The Rhythm City Casino in Davenport. (FILE PHOTO)

The city of Davenport showed no intention of backing away from its purchase of the Rhythm City casino in its responses Wednesday to questions submitted by Riverboat Development Authority board members.

The city responded to the RDA’s list of 35 questions that were submitted earlier this week with 10 pages of answers written by City Administrator Craig Malin. The RDA, which holds the license for the casino, is scheduled to meet Friday.

The city has proposed an operating agreement with the nonprofit Davenport Community Improvement Corporation, which would oversee casino operations. The agreement would increase the RDA’s share of the adjusted gross revenue from 4 to 4.5 percent once the casino goes land-based, then to

5 percent after 50 percent of the bond debt has been retired. The city plans to use general obligation bonds to buy the riverboat.

The letter not only responded to the questions but did some lobbying as well, in particular when asked about working with Rhythm City owner Isle of Capri if no “satisfactory” development proposals for a land-based casino are received.

“While anything is possible, ‘calling the deal off’ due to lack of ‘satisfactory’ proposals is highly unlikely, unnecessary and counter-productive,” Malin wrote. “The city is providing leadership in the shared interests of the Davenport community, RDA and (Iowa Racing and Gaming Commission).

“‘Calling off’ this exercise of leadership and reverting to the status quo of riverboats and minimum payments could only hurt the RDA,” the answer states. “If an RDA board member is satisfied with $2 million a year when they could have $3.8 million a year, they should vote no on the RDA/DCIC agreement.”

Asked whether the state gaming commission has expressed concerns about the city’s purchase of the casino, Malin wrote that the board hasn’t “expressed a definitive opinion as yet,” but that individual board members have expressed concerns over city control of the casino.

“The city shares this concern and has structured the DCIC to not be controlled by the city,” Malin wrote.

The city’s responses also note that the state gaming commission has indicated no preference as to whether a casino should be located downtown or along the city’s interstate corridor and that a study done for the city also showed relatively little advantage of one location over the other.

The city’s answers also rebutted any possible bias in favor of a downtown casino.

“There are, in concept, advantages and disadvantages of either an interstate or downtown location,” Malin wrote. “There are also nearly as many perspectives, in concept, on the topic as there are individuals willing to share their perspective.”

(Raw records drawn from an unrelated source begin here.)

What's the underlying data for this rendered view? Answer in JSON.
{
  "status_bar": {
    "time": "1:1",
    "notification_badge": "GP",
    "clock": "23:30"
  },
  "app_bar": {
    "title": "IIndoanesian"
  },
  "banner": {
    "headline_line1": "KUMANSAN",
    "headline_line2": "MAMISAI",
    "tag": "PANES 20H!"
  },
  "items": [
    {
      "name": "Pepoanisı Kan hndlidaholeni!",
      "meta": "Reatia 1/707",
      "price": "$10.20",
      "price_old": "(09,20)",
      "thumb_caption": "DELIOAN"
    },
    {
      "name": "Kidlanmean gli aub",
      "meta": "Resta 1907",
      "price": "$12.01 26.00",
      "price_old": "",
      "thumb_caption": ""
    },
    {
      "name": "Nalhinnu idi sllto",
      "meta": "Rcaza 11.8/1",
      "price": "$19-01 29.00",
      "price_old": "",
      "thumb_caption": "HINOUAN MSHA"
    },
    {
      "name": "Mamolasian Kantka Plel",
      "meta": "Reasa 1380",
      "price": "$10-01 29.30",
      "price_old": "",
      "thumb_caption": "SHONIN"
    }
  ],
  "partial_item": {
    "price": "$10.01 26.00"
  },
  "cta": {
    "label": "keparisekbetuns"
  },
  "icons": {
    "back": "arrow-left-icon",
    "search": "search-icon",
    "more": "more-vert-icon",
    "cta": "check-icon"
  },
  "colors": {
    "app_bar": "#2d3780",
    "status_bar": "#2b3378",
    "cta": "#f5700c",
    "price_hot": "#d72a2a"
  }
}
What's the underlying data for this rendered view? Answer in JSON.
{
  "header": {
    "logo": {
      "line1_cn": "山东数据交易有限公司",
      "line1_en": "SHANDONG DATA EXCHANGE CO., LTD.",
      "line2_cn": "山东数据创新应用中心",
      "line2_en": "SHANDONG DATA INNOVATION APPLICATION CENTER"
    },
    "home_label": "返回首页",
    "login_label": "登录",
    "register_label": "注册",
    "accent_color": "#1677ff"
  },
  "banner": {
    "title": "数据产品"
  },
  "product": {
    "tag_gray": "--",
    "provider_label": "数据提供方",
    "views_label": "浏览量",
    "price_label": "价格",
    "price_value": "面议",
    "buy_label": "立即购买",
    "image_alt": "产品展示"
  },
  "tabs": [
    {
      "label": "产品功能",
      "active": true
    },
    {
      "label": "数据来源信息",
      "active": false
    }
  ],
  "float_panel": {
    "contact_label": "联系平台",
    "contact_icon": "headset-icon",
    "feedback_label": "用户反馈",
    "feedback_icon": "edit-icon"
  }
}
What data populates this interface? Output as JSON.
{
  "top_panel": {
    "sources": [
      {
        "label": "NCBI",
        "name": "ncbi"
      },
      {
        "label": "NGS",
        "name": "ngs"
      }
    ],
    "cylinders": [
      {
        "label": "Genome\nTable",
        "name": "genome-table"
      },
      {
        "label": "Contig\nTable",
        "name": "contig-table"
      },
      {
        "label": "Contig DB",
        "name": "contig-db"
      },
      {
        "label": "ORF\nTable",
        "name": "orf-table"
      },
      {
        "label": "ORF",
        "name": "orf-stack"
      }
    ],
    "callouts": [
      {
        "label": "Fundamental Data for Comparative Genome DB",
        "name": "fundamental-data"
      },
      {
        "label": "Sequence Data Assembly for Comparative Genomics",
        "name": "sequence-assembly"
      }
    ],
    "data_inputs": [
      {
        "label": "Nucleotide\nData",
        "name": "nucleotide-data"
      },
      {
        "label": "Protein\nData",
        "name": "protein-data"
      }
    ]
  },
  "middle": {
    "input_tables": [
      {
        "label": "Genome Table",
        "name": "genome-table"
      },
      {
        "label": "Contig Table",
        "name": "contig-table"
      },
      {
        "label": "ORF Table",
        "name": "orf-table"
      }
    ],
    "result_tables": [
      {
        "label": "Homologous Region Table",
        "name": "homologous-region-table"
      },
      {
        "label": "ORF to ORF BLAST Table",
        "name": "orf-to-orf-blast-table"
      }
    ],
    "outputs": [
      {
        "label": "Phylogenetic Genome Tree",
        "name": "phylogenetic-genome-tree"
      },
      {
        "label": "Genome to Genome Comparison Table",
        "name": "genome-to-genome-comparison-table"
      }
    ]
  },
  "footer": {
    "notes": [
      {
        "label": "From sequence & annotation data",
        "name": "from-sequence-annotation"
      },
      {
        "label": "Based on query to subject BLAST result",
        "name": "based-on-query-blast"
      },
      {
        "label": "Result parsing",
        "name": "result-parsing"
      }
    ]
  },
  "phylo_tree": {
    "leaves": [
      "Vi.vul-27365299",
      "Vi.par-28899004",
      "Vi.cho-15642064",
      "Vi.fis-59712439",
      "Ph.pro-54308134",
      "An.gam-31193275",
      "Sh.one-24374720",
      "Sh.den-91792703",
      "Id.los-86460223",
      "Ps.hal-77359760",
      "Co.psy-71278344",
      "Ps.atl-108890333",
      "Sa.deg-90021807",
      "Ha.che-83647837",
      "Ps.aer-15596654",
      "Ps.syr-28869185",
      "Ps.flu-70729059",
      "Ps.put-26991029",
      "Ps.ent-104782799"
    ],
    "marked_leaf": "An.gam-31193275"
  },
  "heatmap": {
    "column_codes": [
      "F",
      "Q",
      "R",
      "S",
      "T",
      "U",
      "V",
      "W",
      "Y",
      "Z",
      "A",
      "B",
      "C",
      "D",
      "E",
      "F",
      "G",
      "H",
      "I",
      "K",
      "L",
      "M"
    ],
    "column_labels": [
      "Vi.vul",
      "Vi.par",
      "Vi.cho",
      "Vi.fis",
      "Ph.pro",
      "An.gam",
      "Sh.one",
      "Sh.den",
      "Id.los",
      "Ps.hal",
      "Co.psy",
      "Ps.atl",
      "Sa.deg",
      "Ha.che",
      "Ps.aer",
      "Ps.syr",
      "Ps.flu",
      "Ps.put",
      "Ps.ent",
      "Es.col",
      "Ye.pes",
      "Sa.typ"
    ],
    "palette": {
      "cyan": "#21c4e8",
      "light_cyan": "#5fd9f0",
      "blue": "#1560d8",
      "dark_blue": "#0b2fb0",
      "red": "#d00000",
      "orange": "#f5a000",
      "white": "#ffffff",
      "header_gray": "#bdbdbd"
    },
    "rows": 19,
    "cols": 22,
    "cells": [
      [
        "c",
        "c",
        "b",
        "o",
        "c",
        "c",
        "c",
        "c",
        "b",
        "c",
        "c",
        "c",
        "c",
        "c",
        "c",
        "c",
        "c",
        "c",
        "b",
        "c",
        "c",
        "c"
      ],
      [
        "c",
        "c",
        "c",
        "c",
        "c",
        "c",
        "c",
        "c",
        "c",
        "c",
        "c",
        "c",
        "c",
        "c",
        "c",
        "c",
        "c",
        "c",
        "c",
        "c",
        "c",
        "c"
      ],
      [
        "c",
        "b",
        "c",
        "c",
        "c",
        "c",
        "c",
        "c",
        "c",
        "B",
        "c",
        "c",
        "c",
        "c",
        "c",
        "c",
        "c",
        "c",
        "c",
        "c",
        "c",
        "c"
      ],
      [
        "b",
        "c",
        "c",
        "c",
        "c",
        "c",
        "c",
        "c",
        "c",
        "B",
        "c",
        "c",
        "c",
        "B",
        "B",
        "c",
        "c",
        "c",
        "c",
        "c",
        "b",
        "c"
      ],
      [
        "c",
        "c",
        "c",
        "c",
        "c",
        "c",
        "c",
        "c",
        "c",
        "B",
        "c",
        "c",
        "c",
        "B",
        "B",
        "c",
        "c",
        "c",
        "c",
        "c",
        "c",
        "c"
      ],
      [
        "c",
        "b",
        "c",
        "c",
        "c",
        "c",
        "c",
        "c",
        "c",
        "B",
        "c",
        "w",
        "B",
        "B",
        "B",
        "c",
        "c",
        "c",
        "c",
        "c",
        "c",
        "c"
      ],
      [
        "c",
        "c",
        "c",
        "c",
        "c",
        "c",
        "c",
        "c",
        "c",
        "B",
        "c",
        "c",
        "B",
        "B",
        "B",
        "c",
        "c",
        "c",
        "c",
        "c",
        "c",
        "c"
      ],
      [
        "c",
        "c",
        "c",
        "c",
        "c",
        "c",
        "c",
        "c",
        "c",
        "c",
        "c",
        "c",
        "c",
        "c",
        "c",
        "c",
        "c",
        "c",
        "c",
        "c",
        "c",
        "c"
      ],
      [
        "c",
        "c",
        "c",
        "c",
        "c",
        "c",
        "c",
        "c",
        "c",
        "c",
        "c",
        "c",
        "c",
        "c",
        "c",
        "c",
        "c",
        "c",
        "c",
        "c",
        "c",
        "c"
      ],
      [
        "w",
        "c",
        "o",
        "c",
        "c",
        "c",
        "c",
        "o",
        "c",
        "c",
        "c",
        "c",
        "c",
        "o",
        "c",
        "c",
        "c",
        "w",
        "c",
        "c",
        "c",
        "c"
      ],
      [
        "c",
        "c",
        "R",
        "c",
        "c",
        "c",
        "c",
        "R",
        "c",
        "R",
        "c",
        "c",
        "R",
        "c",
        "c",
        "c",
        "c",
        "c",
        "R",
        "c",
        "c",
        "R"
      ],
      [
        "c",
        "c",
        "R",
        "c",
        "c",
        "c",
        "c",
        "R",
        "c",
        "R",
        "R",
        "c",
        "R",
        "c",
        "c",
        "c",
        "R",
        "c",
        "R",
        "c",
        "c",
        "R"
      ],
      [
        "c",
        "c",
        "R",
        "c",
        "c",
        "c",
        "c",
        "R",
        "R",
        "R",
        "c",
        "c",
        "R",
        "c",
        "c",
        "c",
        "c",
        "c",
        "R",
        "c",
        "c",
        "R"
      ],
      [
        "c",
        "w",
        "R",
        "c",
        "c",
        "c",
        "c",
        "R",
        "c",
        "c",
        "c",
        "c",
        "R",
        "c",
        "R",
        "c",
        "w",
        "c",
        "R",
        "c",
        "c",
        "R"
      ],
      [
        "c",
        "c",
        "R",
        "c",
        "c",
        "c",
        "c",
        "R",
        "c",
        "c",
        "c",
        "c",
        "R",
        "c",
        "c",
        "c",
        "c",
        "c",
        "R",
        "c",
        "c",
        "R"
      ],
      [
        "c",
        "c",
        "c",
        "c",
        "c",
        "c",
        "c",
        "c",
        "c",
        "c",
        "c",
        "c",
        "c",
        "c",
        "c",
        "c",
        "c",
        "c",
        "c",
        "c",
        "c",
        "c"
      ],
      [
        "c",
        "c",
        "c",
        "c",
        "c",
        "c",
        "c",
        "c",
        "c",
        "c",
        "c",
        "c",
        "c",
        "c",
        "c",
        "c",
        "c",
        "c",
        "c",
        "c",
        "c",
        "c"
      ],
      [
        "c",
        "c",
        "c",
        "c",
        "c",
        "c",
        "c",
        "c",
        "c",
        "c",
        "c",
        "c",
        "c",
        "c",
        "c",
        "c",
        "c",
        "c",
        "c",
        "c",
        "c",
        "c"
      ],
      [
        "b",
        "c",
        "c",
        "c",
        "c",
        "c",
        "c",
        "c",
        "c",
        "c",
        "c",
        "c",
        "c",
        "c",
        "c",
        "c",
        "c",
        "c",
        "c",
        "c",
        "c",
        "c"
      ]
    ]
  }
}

Malin noted that a number of questions regarding a development for a land-based casino are still to be determined because proposals aren’t due to the city until Dec. 20.